> [Prompt] One number is all that is asked for: the number of lines below that hold the string "taskbar".

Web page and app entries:
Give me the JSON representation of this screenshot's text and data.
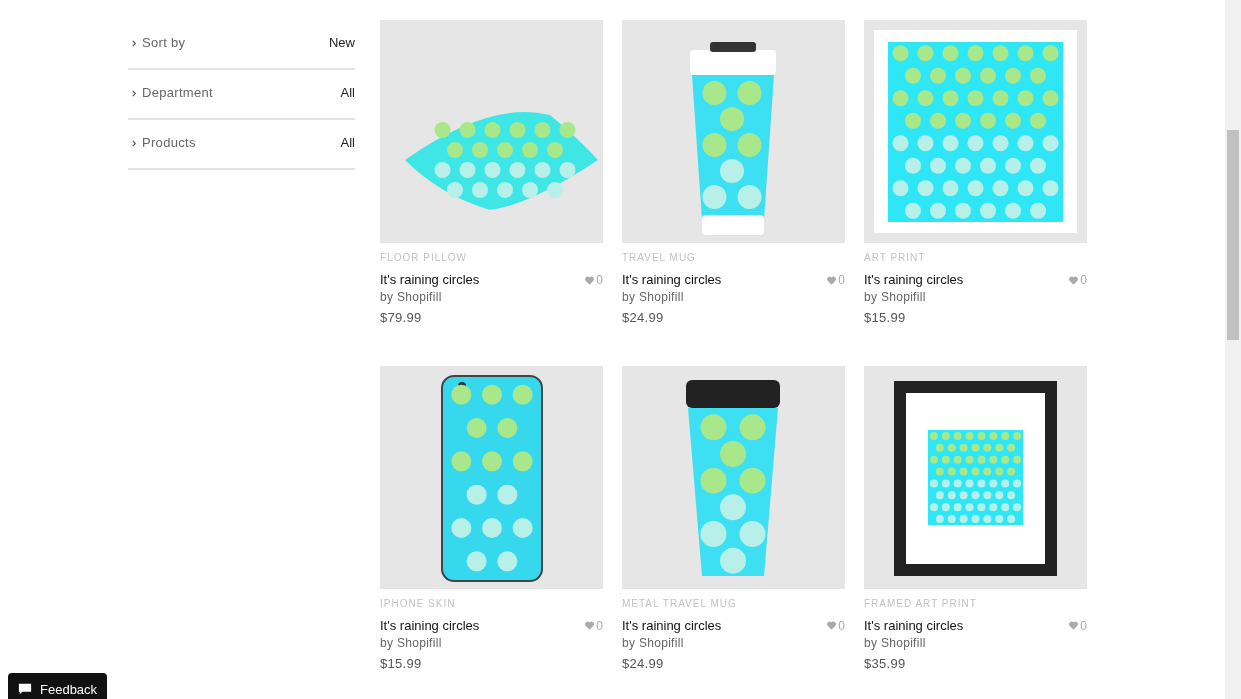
{
  "filters": [
    {
      "label": "Sort by",
      "value": "New"
    },
    {
      "label": "Department",
      "value": "All"
    },
    {
      "label": "Products",
      "value": "All"
    }
  ],
  "products": [
    {
      "kind": "pillow",
      "category": "FLOOR PILLOW",
      "title": "It's raining circles",
      "by": "by Shopifill",
      "likes": "0",
      "price": "$79.99"
    },
    {
      "kind": "mug",
      "category": "TRAVEL MUG",
      "title": "It's raining circles",
      "by": "by Shopifill",
      "likes": "0",
      "price": "$24.99"
    },
    {
      "kind": "print",
      "category": "ART PRINT",
      "title": "It's raining circles",
      "by": "by Shopifill",
      "likes": "0",
      "price": "$15.99"
    },
    {
      "kind": "phone",
      "category": "IPHONE SKIN",
      "title": "It's raining circles",
      "by": "by Shopifill",
      "likes": "0",
      "price": "$15.99"
    },
    {
      "kind": "metal_mug",
      "category": "METAL TRAVEL MUG",
      "title": "It's raining circles",
      "by": "by Shopifill",
      "likes": "0",
      "price": "$24.99"
    },
    {
      "kind": "framed",
      "category": "FRAMED ART PRINT",
      "title": "It's raining circles",
      "by": "by Shopifill",
      "likes": "0",
      "price": "$35.99"
    }
  ],
  "feedback": "Feedback"
}
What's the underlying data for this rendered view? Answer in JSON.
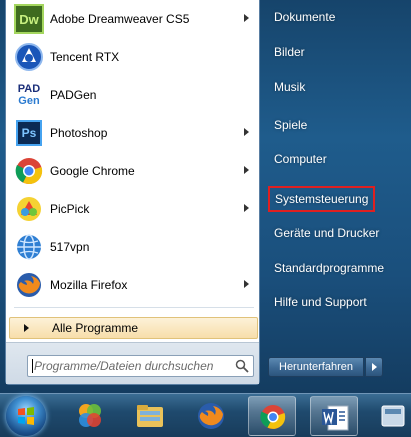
{
  "programs": [
    {
      "label": "Adobe Dreamweaver CS5",
      "icon": "dreamweaver-icon",
      "has_submenu": true
    },
    {
      "label": "Tencent RTX",
      "icon": "tencent-rtx-icon",
      "has_submenu": false
    },
    {
      "label": "PADGen",
      "icon": "padgen-icon",
      "has_submenu": false
    },
    {
      "label": "Photoshop",
      "icon": "photoshop-icon",
      "has_submenu": true
    },
    {
      "label": "Google Chrome",
      "icon": "chrome-icon",
      "has_submenu": true
    },
    {
      "label": "PicPick",
      "icon": "picpick-icon",
      "has_submenu": true
    },
    {
      "label": "517vpn",
      "icon": "vpn-icon",
      "has_submenu": false
    },
    {
      "label": "Mozilla Firefox",
      "icon": "firefox-icon",
      "has_submenu": true
    }
  ],
  "icon_text": {
    "dreamweaver": "Dw",
    "padgen_top": "PAD",
    "padgen_bottom": "Gen",
    "photoshop": "Ps"
  },
  "all_programs_label": "Alle Programme",
  "search": {
    "placeholder": "Programme/Dateien durchsuchen"
  },
  "right_items": [
    {
      "label": "Dokumente"
    },
    {
      "label": "Bilder"
    },
    {
      "label": "Musik"
    },
    {
      "label": "Spiele"
    },
    {
      "label": "Computer"
    },
    {
      "label": "Systemsteuerung",
      "highlighted": true
    },
    {
      "label": "Geräte und Drucker"
    },
    {
      "label": "Standardprogramme"
    },
    {
      "label": "Hilfe und Support"
    }
  ],
  "shutdown_label": "Herunterfahren",
  "taskbar": [
    {
      "name": "start-orb"
    },
    {
      "name": "taskbar-app-colorful",
      "icon": "colorful-circles-icon"
    },
    {
      "name": "taskbar-app-explorer",
      "icon": "folder-icon"
    },
    {
      "name": "taskbar-app-firefox",
      "icon": "firefox-icon"
    },
    {
      "name": "taskbar-app-chrome",
      "icon": "chrome-icon"
    },
    {
      "name": "taskbar-app-word",
      "icon": "word-icon"
    },
    {
      "name": "taskbar-app-partial",
      "icon": "app-icon"
    }
  ],
  "colors": {
    "highlight_border": "#e02020",
    "all_programs_bg": "#f7deaa",
    "menu_blue": "#1f5c8c"
  }
}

> [Response] 7